Still, if you have had bad reactions to memory foam or don’t want latex, then you’re going pick a Tuft and Needle mattress instead.
Okay, but what does Tuft and Needle use in their mattresses?
Tuft and Needle uses poly-foam (they call it T&N Adaptive Foam). It’s basically memory foam-lite. It’s the same type of foam that is memory foam, without any of the “memory” properties. So it’s lighter, more breathable, and it bounces back faster.
It’s also probably cheaper to make, which is why their beds cost so much less.
Okay, so Tuft and Needle vs. Casper – who wins?
Tuft and Needle beds cost less, are generally not as tall and generally don’t have as many layers as Casper mattresses.
Tuft and Needle beds don’t use latex foam or memory foam, but their special foam called TN® Adaptive foam.
They are (generally) going to feel a little firmer than their Casper counterparts. So, we’d recommend that if you’re a back or stomach sleeper looking for a bed on a budget, go with Tuft and Needle. If you’re a side sleeper or someone who wants a softer, more contouring feel, go with Casper.

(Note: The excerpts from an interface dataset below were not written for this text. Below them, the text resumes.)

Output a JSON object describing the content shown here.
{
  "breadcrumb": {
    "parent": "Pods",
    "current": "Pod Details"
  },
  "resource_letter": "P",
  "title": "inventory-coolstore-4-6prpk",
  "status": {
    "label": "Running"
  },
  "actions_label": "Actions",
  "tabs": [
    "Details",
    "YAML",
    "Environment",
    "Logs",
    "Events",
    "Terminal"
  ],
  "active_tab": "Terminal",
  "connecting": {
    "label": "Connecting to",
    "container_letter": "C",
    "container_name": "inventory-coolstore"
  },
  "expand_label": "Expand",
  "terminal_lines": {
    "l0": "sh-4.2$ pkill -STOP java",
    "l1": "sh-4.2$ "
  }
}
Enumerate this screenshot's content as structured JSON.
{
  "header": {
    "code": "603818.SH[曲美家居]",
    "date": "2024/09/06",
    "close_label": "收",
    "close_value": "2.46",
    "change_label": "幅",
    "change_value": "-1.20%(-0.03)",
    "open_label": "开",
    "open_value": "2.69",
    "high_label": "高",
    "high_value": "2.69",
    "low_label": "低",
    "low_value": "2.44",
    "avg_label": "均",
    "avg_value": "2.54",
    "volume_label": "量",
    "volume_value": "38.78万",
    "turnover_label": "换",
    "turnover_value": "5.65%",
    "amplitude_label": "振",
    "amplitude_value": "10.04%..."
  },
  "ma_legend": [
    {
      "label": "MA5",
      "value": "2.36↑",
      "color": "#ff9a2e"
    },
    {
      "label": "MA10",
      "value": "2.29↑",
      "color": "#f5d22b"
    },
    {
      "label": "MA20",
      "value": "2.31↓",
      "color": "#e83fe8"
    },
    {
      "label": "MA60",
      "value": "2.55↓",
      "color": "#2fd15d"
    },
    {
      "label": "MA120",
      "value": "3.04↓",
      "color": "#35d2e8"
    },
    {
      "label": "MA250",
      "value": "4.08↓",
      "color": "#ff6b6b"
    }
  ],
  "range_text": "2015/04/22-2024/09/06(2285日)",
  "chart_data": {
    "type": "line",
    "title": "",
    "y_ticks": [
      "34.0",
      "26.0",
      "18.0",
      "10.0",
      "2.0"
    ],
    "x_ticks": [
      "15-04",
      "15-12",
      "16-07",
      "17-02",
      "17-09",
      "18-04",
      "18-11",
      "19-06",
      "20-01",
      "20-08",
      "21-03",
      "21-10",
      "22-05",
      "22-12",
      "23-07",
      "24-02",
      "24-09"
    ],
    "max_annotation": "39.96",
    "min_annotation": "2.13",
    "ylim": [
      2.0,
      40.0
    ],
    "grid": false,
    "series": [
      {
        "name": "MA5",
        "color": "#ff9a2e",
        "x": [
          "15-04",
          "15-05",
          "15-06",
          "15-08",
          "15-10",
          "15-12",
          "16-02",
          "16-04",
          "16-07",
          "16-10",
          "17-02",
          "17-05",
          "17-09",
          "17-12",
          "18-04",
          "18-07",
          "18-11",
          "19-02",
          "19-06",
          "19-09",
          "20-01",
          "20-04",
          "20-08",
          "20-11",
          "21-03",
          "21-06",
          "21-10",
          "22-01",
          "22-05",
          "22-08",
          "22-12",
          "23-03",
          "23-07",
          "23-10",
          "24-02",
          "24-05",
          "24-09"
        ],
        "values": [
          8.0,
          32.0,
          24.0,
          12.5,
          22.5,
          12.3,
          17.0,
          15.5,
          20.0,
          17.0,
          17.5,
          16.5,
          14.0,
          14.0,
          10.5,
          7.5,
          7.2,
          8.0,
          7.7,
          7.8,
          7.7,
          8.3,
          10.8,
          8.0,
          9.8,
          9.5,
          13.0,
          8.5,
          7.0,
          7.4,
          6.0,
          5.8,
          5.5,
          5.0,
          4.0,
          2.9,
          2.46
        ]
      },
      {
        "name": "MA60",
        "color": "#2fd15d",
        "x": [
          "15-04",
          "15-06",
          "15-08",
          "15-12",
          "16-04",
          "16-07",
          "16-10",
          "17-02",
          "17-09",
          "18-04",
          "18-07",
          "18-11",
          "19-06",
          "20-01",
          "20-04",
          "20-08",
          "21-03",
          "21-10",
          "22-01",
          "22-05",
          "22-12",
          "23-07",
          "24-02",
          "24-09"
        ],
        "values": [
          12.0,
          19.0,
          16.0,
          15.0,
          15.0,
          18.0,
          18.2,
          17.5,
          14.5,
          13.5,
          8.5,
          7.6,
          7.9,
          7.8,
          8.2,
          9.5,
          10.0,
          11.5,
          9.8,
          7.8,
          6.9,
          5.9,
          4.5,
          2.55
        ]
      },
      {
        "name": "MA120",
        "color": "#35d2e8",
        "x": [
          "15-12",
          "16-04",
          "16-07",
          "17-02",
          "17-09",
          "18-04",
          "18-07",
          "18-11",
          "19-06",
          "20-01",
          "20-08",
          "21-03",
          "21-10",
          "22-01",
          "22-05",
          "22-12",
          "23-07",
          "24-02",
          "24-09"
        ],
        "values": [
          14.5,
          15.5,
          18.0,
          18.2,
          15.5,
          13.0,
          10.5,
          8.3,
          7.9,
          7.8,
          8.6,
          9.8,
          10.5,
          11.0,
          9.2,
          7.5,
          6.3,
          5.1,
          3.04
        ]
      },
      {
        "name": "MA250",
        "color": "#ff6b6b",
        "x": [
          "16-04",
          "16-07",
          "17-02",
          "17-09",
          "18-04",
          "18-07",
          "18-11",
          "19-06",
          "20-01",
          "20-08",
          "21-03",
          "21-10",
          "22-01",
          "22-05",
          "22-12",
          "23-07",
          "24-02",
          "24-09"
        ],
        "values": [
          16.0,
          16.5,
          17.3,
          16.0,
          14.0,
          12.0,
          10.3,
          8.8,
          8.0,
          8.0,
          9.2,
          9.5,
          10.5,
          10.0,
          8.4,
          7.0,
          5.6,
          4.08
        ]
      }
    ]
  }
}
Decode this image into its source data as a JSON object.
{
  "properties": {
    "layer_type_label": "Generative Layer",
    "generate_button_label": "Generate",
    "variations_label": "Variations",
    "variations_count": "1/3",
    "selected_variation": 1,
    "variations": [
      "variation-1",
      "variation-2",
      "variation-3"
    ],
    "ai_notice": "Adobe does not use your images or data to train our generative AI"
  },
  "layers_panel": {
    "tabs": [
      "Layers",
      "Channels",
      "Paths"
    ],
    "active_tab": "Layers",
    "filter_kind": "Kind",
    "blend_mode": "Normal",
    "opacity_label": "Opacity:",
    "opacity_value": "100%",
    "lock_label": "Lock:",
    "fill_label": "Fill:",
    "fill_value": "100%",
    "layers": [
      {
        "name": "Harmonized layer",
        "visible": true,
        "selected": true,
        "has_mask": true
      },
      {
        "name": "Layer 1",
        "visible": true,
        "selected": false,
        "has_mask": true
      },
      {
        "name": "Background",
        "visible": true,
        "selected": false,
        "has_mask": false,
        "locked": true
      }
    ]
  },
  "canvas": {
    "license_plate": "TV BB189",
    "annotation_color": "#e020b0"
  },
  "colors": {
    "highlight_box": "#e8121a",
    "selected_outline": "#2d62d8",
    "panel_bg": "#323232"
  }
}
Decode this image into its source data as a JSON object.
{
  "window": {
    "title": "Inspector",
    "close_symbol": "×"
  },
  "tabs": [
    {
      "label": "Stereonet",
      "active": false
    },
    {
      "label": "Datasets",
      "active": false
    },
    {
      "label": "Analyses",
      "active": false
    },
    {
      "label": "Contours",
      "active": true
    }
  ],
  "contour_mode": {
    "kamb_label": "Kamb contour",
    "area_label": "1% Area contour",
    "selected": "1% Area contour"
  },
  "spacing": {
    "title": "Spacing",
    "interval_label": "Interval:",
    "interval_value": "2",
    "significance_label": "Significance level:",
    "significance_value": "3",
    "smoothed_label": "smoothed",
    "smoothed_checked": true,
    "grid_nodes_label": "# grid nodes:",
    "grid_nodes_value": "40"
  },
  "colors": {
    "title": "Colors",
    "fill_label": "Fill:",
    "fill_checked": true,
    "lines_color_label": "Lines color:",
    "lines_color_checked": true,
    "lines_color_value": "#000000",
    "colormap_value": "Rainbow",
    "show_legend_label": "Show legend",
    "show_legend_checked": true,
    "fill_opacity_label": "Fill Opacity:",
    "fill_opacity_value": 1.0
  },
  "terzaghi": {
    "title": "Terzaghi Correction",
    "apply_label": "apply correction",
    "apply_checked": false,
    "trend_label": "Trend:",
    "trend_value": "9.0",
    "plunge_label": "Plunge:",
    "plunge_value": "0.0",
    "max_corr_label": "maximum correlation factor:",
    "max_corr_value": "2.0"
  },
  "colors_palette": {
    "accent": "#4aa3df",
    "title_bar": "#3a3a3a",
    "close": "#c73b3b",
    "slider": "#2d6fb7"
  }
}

Our Tuft and Needle Choice – The Mint
The Tuft & Needle Original all-foam mattress is a good option for a kid’s room or a college bed or a bed for your first apartment after getting your college degree but it isn’t a great bed (in our opinion) for an adult looking for a mattress that will last. It’s just a little too firm and doesn’t come with any added perks like zoned support.
That’s why we like the Mint. It’s a little more expensive, yes. But it’s also thicker, offers more cushion, and even has re-inforced edge support.
The Tuft and Needle Mint is a great option for budget shoppers and side sleepers.
Our Casper Choice – The Wave Hybrid
This is the most expensive Casper. It’s also the best Casper bed.
The Wave Hybrid uses all three types of technology: coils, latex foam and memory foam to create a truly comfortable and supportive bed.
It’s memory foam layer is underneath its poly-foam layer, which means the Casper Wave isn’t going to sleep hot. Plus, by using latex foam as a support layer, the Casper Wave Hybrid has a nice bounce to it. You don’t have to worry about sinkage (sinking or sagging deep into the mattress) when you’re trying to sleep at night.
Tuft and Needle vs. Casper – Mattress Warranties and Sleep Trials
Each brand is really good with customer service. They offer 100-night sleep trials on their mattresses (which means if you don’t like it, they will take it back and refund you your money) and 10 year warranties on their beds (designed to protect you if your bed starts sagging).
We hope this round up was helpful. It’s not easy (or fun) to pick a new bed. But here’s the good news. More companies than ever before are trying to make comfortable mattresses and they need to be competitive in their pricing.
What used to cost 3k or 4k dollars can not be bought for 1-2k. In fact, the materials are often better, the sleep trials are longer, and the warranties are fairer.
If after reading this review, you don’t think either bed is good for you, we recommend you check out Keetsa mattresses – they have a good line up of various mattress technologies.